Elena Reid: I have always played sports, but I started karate at the age of 11. I started kickboxing at 15 and fell in love with it. I was always playing at least 2 sports at a time; even cheerleading, lol.

I was very much an athlete, but nothing kept my attention the way that kickboxing did. Then boxing was introduced to me at age 17 and it was love at first try. “Finally the sport that fit me, like a glove.” (NO pun intended!) It was clear from the start that you were a natural striker, and you even won a kickboxing title in your native Arizona at just 17 years of age. How did your friends and family react to your involvement (and success) in combat sports?

Elena: At first, it was just another sport that I did and wasn’t a big deal. My mother had to drive my brother and I every day after school for 45 minutes there and back to the gym. My father was excited for my brother but not happy with me fighting.

My family is all very supportive now and has followed me around the world to watch my fights. My Mom is always there. She does my hair. My uncle has helped with management. My family is very close and they mean the world to me. In 2000, you made your professional debut in boxing and have since become one of the best female boxers in history. When you first began your career, did you ever envision yourself attaining the success that you have?

Elena: I knew that I wanted to be the best and I just worked super hard. It’s been such a long time, but it has gone by so fast. Throughout your extensive career in boxing, which you still compete in today, you’ve compiled an impressive record of 19-5-6 and are a former WIBA and IFBA Women’s Flyweight Champion. When you first held championship gold, what did that mean to you?

Elena: I waited some time before fighting for a title.
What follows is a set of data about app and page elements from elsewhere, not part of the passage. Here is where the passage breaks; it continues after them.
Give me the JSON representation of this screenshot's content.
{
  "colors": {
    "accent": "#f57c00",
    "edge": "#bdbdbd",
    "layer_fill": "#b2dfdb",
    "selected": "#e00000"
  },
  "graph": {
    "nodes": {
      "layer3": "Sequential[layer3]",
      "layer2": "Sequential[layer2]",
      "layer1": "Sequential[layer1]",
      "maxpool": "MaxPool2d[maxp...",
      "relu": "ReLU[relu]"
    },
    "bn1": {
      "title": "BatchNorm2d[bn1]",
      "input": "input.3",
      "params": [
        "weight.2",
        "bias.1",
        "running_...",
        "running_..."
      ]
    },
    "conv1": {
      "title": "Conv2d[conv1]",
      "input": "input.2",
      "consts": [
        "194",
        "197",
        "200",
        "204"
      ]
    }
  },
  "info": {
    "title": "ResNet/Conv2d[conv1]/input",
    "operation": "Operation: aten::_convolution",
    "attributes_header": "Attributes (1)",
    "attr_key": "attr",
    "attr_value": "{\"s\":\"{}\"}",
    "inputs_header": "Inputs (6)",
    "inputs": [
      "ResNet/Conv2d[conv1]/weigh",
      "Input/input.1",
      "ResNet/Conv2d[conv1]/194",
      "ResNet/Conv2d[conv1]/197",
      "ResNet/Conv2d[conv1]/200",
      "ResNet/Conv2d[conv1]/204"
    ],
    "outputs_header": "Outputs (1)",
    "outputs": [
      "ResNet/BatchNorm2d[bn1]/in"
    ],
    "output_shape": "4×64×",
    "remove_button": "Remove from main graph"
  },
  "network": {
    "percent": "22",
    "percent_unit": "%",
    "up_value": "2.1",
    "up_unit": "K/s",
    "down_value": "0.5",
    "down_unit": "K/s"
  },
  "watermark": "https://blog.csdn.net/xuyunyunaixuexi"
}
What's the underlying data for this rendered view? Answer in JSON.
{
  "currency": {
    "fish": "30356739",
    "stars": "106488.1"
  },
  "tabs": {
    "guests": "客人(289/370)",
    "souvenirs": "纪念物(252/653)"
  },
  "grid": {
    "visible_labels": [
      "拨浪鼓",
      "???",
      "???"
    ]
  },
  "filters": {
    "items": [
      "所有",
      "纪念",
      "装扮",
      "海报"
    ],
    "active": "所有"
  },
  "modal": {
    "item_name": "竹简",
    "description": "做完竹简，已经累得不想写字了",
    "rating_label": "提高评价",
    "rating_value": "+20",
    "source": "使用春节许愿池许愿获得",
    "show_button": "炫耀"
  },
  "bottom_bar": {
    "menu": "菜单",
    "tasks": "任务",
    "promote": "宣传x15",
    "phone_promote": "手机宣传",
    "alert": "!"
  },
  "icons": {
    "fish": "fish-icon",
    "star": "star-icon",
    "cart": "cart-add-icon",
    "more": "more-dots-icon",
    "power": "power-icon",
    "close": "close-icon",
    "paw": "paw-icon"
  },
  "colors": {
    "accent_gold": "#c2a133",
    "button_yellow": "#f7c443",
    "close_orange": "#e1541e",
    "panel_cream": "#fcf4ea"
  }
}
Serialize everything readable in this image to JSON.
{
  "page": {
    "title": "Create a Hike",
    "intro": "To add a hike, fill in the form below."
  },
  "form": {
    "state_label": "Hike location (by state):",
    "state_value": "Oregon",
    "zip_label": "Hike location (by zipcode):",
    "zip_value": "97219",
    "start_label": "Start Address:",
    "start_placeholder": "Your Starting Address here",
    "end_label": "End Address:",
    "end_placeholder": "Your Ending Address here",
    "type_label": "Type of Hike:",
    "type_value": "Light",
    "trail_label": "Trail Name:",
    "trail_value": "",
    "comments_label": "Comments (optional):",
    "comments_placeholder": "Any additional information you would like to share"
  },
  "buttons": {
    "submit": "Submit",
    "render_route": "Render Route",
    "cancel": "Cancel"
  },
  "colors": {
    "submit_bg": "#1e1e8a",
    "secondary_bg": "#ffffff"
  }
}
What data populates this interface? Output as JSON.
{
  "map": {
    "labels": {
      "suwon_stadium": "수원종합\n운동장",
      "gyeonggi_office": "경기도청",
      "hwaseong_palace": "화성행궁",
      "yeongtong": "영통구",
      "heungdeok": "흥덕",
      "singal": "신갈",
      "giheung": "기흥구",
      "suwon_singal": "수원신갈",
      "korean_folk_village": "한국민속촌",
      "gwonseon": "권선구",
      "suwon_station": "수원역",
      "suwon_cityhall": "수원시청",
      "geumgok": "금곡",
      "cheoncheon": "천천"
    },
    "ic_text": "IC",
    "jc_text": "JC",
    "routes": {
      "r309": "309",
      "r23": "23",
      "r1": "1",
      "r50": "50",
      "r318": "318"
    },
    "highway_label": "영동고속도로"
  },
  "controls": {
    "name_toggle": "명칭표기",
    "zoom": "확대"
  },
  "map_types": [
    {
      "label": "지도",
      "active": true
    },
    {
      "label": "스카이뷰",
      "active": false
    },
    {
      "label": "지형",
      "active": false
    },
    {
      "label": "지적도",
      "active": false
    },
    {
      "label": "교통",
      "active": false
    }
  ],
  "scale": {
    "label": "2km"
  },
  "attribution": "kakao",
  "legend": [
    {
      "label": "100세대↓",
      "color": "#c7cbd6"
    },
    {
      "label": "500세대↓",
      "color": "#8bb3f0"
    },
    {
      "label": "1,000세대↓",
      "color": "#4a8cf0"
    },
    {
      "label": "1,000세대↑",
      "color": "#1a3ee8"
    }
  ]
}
I wanted it to mean something and it did. When I got the title, I wanted to honestly not just have a belt but really be the best in the world. I was known for always fighting the toughest opponents and built a respectable career that way. It was a tough road and I didn’t have anything handed to me.

My first title win received an award for Fight of the Year. Mary Ortega and I went toe to toe for 10 rounds. I have a lot of respect for her and all of my opponents. During your boxing career, you competed in a pair of controversial bouts in Germany against German native Regina Halmich. The judges ruled the fights as a Draw and a win for Halmich, respectively, but most observers felt that you had won one or both of the fights and had been robbed in the scoring. How disappointing were the outcomes of those fights and how did they shape your career?

Elena: It was heart wrenching and a true time to grow. I gained the fans in Germany that night, which was almost even more impressive than the fight. I just hope that people always remember me as an honest fighter who really did earn all that I gained. There is still a piece of my heart missing. The first fight was bad, but the second was really tough. I learned that there are just things in this world that you can’t control. “As long as you give it your all and are honest, you can have peace.” Anyone who has seen any of your fights knows that you are one of the most technically sound strikers to ever compete in boxing and your footwork is second to none. How important is technique in a fight and when does sheer power take over?

Elena: I’m always concerned with technique and, thankfully, power comes with technique. I spend hours in the gym doing things over and over for muscle memory. When the fight happens, my body knows what to do. So, hopefully, the two go hand-in-hand, or at least that’s what I strive for.